(Stored entries)
Start of Block
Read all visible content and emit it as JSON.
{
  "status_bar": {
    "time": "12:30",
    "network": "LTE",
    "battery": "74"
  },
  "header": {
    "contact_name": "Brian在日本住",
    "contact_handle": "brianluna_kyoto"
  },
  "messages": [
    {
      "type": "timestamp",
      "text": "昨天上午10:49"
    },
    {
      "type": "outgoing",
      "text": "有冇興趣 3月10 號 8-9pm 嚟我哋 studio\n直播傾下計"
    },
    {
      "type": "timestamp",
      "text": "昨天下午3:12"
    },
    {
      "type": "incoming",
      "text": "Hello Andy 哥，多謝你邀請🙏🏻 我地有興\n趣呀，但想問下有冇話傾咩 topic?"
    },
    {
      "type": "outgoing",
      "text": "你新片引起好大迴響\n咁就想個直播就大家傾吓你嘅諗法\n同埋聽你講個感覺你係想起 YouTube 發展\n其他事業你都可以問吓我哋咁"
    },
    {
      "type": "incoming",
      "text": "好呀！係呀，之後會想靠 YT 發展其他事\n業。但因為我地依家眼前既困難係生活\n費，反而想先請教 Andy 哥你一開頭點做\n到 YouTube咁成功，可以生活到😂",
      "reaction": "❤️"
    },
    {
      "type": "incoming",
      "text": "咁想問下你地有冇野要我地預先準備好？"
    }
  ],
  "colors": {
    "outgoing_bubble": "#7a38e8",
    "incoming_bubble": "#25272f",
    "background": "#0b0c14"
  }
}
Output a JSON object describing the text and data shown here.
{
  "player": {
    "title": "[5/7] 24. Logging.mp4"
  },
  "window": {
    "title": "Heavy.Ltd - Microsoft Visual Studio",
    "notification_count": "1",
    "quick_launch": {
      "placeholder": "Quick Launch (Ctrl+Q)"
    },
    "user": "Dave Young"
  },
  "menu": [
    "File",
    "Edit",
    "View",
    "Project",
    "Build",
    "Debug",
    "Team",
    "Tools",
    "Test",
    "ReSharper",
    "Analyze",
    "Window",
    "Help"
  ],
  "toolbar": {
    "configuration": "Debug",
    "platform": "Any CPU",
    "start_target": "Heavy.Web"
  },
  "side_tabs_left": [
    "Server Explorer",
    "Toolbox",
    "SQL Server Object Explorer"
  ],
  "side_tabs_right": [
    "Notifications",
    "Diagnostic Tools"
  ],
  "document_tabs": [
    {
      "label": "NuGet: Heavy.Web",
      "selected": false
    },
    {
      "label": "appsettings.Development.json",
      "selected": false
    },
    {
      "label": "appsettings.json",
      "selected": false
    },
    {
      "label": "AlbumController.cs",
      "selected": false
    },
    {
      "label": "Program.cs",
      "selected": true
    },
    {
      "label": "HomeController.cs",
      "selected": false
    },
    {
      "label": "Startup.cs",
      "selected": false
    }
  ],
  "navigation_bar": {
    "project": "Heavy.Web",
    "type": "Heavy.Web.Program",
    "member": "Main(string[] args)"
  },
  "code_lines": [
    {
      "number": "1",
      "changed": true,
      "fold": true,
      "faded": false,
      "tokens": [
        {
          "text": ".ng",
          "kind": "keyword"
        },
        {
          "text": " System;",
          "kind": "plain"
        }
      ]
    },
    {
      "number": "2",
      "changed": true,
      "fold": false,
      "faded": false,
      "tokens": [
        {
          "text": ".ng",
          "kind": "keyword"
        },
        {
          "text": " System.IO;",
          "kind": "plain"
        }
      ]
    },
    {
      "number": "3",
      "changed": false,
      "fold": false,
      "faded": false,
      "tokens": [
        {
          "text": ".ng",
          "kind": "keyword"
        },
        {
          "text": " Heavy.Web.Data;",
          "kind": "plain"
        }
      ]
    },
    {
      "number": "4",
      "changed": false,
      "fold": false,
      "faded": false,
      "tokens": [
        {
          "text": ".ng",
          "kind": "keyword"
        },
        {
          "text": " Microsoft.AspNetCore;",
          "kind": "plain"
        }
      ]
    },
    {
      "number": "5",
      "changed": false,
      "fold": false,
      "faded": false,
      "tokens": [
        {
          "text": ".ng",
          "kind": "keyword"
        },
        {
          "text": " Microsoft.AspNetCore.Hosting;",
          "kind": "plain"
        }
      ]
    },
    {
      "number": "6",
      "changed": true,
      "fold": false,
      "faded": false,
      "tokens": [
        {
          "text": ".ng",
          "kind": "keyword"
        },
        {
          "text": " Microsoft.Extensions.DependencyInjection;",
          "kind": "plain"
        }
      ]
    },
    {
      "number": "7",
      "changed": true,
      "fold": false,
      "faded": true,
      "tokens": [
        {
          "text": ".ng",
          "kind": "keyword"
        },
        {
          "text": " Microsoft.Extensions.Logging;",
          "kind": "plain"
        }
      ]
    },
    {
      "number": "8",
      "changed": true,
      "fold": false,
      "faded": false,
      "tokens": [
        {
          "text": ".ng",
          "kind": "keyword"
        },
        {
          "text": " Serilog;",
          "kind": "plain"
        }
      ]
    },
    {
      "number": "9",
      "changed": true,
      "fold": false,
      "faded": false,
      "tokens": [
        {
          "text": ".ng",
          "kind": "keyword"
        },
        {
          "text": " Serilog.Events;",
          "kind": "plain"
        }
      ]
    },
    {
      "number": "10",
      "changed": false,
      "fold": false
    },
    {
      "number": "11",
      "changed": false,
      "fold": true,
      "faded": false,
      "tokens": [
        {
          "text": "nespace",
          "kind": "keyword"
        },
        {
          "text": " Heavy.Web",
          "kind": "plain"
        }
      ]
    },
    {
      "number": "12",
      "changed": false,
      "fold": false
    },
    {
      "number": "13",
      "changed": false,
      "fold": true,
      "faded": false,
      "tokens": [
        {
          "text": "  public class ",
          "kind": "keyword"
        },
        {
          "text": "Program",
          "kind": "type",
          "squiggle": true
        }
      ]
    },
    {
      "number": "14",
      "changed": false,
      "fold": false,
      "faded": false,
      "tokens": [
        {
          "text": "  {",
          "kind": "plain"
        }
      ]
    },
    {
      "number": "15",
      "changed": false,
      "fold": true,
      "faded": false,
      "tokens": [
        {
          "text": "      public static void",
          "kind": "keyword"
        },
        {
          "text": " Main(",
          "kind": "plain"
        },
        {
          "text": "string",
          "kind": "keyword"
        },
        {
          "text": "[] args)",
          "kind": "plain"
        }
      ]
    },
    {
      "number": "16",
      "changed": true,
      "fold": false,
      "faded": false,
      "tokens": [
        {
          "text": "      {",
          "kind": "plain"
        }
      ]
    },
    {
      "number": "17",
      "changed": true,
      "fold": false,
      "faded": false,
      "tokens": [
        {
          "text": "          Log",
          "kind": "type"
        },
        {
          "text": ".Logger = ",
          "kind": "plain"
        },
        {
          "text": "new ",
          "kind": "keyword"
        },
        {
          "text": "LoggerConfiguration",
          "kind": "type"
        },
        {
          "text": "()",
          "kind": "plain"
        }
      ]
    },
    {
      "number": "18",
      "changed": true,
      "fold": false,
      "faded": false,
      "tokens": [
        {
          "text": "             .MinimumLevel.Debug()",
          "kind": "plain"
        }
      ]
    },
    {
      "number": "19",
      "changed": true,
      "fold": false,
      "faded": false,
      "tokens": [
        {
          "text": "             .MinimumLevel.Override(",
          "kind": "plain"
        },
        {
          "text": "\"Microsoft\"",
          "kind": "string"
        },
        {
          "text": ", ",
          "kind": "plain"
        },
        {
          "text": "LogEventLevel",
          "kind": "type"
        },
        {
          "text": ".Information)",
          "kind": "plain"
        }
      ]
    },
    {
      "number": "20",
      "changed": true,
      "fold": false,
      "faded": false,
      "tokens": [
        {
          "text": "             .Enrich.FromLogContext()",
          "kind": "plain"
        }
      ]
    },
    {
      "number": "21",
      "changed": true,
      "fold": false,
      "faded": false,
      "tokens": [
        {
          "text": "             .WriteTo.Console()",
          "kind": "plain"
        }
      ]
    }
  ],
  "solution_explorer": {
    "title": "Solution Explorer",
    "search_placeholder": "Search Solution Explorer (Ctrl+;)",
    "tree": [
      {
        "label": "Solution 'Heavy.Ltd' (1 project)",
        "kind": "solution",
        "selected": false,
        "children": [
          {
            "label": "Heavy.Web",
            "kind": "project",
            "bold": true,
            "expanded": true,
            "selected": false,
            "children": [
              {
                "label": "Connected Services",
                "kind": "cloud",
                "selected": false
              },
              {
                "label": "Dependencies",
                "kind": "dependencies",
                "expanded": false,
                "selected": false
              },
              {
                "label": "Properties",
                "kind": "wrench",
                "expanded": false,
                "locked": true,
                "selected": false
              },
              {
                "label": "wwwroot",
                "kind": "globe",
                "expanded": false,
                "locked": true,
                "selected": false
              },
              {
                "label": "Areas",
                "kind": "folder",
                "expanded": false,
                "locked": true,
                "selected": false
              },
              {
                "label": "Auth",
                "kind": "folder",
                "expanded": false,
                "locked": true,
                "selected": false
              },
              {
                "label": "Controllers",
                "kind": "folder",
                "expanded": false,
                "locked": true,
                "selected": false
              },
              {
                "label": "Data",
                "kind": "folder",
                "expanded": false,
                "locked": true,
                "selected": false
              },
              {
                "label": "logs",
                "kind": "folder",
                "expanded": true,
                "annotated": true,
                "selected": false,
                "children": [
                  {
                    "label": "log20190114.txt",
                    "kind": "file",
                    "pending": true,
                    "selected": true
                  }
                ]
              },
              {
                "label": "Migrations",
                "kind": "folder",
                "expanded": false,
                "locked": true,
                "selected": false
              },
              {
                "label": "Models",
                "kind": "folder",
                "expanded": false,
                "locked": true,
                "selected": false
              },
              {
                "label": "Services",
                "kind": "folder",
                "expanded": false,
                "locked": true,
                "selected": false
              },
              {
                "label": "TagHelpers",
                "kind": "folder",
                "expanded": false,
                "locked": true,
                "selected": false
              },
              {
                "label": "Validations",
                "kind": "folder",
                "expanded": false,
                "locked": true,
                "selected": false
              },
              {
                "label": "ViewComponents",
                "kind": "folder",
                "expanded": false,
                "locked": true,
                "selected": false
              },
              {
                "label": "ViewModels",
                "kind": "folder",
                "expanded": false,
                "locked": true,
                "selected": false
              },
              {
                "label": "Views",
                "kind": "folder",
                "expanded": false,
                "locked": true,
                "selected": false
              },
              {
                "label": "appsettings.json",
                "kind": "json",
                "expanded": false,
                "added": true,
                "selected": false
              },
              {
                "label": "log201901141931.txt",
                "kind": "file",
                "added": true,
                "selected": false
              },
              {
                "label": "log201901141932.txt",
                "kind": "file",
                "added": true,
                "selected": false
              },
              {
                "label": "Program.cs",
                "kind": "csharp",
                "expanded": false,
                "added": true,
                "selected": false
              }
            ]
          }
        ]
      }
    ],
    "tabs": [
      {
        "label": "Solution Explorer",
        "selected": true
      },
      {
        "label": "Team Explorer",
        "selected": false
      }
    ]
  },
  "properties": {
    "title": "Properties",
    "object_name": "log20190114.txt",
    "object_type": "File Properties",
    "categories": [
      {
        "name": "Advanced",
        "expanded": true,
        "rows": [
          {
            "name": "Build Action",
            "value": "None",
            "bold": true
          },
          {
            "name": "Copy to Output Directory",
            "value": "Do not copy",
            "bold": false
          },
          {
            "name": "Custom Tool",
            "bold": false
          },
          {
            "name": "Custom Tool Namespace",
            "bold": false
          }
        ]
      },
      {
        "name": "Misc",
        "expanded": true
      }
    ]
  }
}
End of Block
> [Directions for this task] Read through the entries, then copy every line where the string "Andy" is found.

> [Your response]
      "text": "Hello Andy 哥，多謝你邀請🙏🏻 我地有興\n趣呀，但想問下有冇話傾咩 topic?"
      "text": "好呀！係呀，之後會想靠 YT 發展其他事\n業。但因為我地依家眼前既困難係生活\n費，反而想先請教 Andy 哥你一開頭點做\n到 YouTube咁成功，可以生活到😂",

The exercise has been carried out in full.